So, you have an ESRI Shapfile with contour data in it and you want to create a surface from it. How is this done? Well, honestly, it really isn’t too terribly hard. There are, however, some gotchas you have to be aware of when using the easy method. Part 2 in this series will cover a more involved way of accomplishing this but will give you a much better surface.
First off, displaying the contours in your drawing, this part is super easy. Simply drag your .shp file from Windows Explorer into you drawing area and it will connect to the .shp file and display it’s contents.
This part isn’t necessary but it is a nice way to compare the surface you get from the data you have.
Now, let’s actually create the surface. On the home tab of the Civil 3D Workspace on the ribbon, expand out the Surfaces pulldown and choose “Create Surface from GIS Data”.
This will open up another of the famous Civil 3D Wizards. The first tab allows you to set the properties of your new surface, such as the name, description, style, etc. I recommend not using a style that displays a lot of data. Typically, GIS files have a TON of data in them! You don’t want to unnecessarily overtax your system.
On the next tab, Connect to Data, you’ll choose the type of data you want to connect to and then the actual data source. Depending on the data type, options within the dialog will become available. In this example, I’m connecting to a shapefile so I choose that option and then browse to the file. Don’t forget to click on the Login button at the bottom (not sure why you need to login to a shapefile but you do).
the Schema and Coordinates section simply allows you to choose the data you want to bring in and assign it a coordinate system (if it doesn’t already have one). In this case, I simply toggled on the only data that was available. If you are using something other then a shapefile, you might have additional options here.

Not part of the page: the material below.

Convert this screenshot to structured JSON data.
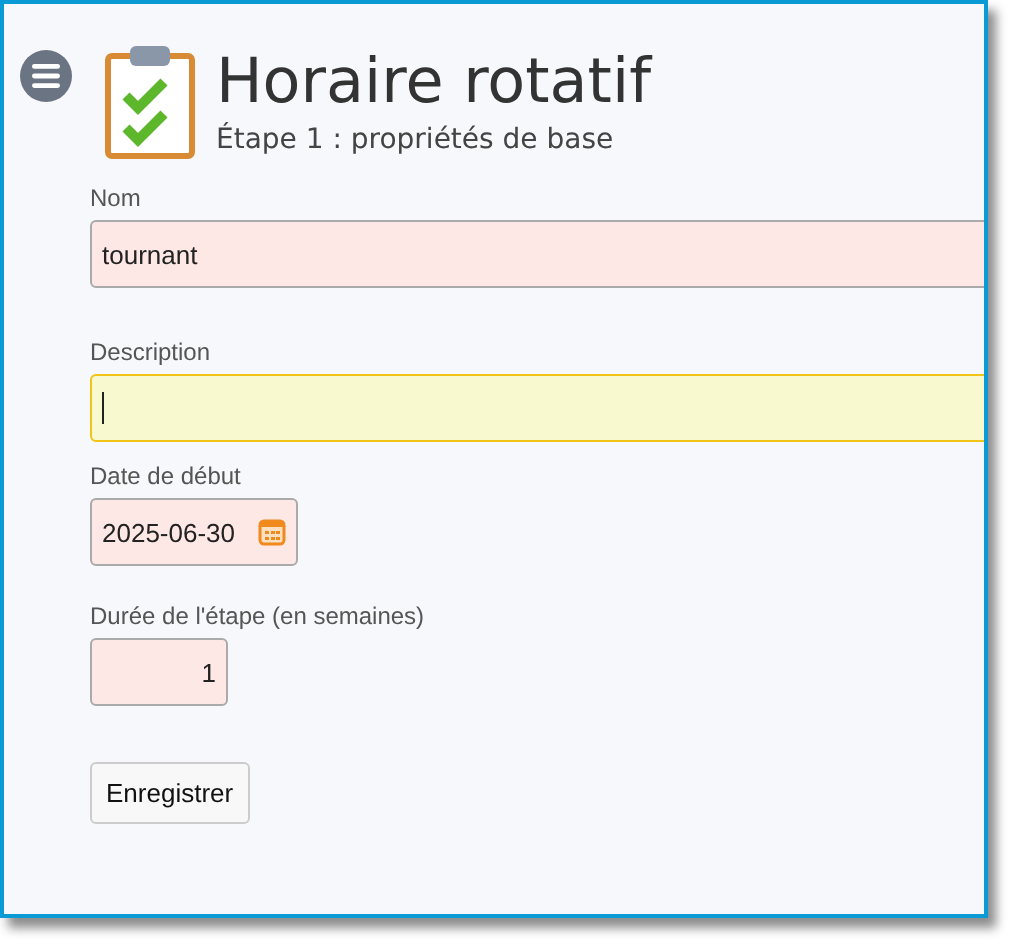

The Geospatial Query section allows you to choose the area of the data source that you want to create the surface from. In most cases, you don’t want to create a surface from the entire shapefile as that is just overkill. Choose the method you want to select the area and then define the area (it’s pretty straight forward). At the bottom of the dialog, you’ll see two options, Inside and Crossing. In most cases, I’ve found the Crossing option to work better. If you choose Inside, it will only select the objects that are completely inside the area of interest and ignore any that extend beyond it. Since most contours are very long, they’ll extend beyond your boundary and they won’t be selected so make sure to choose the Crossing option.
Finally, the Data Mapping section. This if one of the most important parts of the dialog. A shapefile is 2d file. This means the lines within the shapefile only have X,Y values, no Z values. The elevation of the contours are then assigned to the objects as a data field. You’ll need to tell Civil 3D which field within the shapefile represents the elevations of the contours.
Clicking Finish, Civil 3D then creates the surface, adds the data to it, and displays it in your drawing.
Now that the surface is created, you should be aware of some issues with creating a surface using this method. First thing, not all the points from your contours are used in creating the surface. There is an automatic weeding being applied to the data that you have no ability to control.
Whenever you have a surface created from contour data, there is the possibility that flat areas can be created. Civil 3D has the ability to minimize these flat areas. When creating a surface from a shapefile, Civil 3D automatically applies the Minimize Flat Areas edit to your surface but, you can change the settings in this command. Add the problem, you can’t go back and change the settings later, remove the edit to add it back in, or do anything with it. You are stuck with it the way it is. See THIS post for information about the flat areas and what you settings you should use. When creating a surface from a shapefile, the “Swap Edges” option is not used and therefore, creates a less then desirable surface.
Ok, so the contours aren’t really missing, they should just follow the data better. In other words, there should be contours in the areas that I’ve pointed out in the image.
For an alternative method of creating the surface from a shapefile, stay tuned for Part 2.